**Instructions for the task**.
When you find the word "Microsoft" in a line of the entries, please copy the whole line.

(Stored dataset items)
⟨
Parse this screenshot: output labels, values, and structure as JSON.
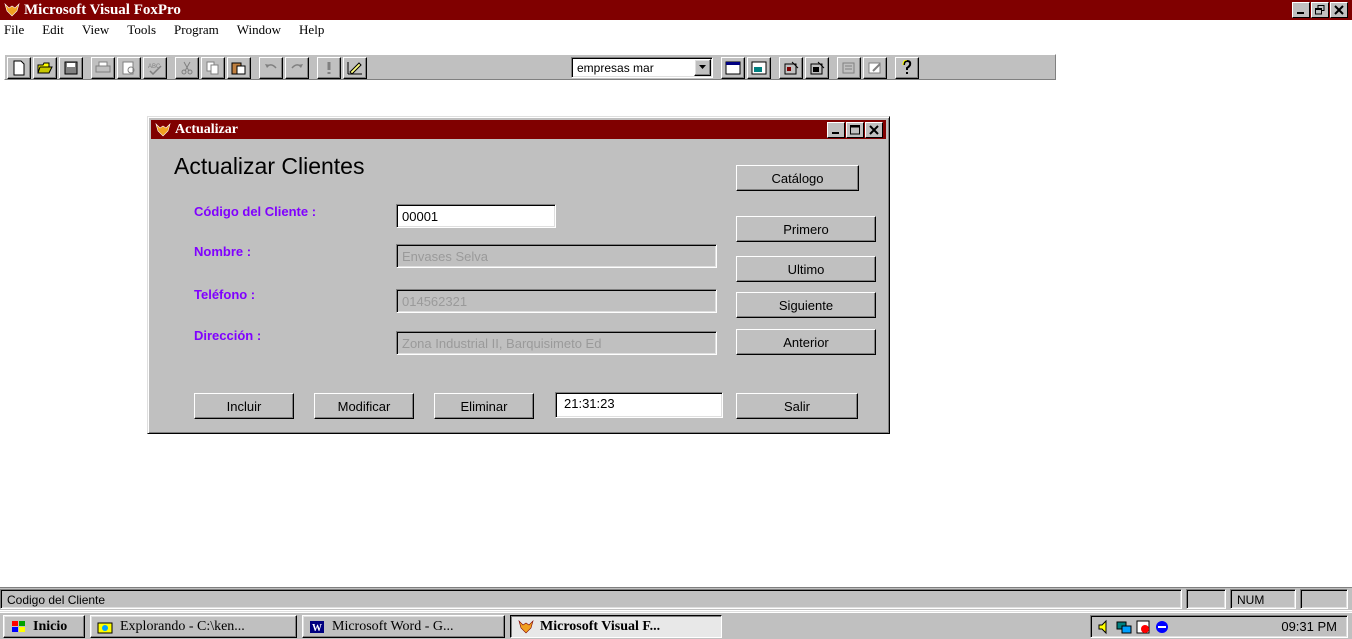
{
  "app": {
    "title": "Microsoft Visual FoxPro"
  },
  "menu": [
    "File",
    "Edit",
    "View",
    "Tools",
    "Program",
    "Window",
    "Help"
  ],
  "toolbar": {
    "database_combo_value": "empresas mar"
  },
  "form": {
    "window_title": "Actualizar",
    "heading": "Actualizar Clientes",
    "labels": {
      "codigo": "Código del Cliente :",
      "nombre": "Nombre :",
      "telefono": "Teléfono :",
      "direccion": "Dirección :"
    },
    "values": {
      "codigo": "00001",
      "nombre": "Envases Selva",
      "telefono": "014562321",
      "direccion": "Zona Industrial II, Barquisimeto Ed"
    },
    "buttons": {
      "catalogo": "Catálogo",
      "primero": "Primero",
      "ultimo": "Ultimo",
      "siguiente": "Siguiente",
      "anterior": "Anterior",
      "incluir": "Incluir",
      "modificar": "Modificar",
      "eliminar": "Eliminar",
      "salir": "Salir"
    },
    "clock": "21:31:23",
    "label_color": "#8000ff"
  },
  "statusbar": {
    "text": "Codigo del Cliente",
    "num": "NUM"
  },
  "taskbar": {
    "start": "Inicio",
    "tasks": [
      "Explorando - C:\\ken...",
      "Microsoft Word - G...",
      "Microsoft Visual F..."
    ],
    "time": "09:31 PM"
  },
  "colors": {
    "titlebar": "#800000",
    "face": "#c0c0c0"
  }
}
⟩
**Task response**.
    "title": "Microsoft Visual FoxPro"
      "Microsoft Word - G...",
      "Microsoft Visual F..."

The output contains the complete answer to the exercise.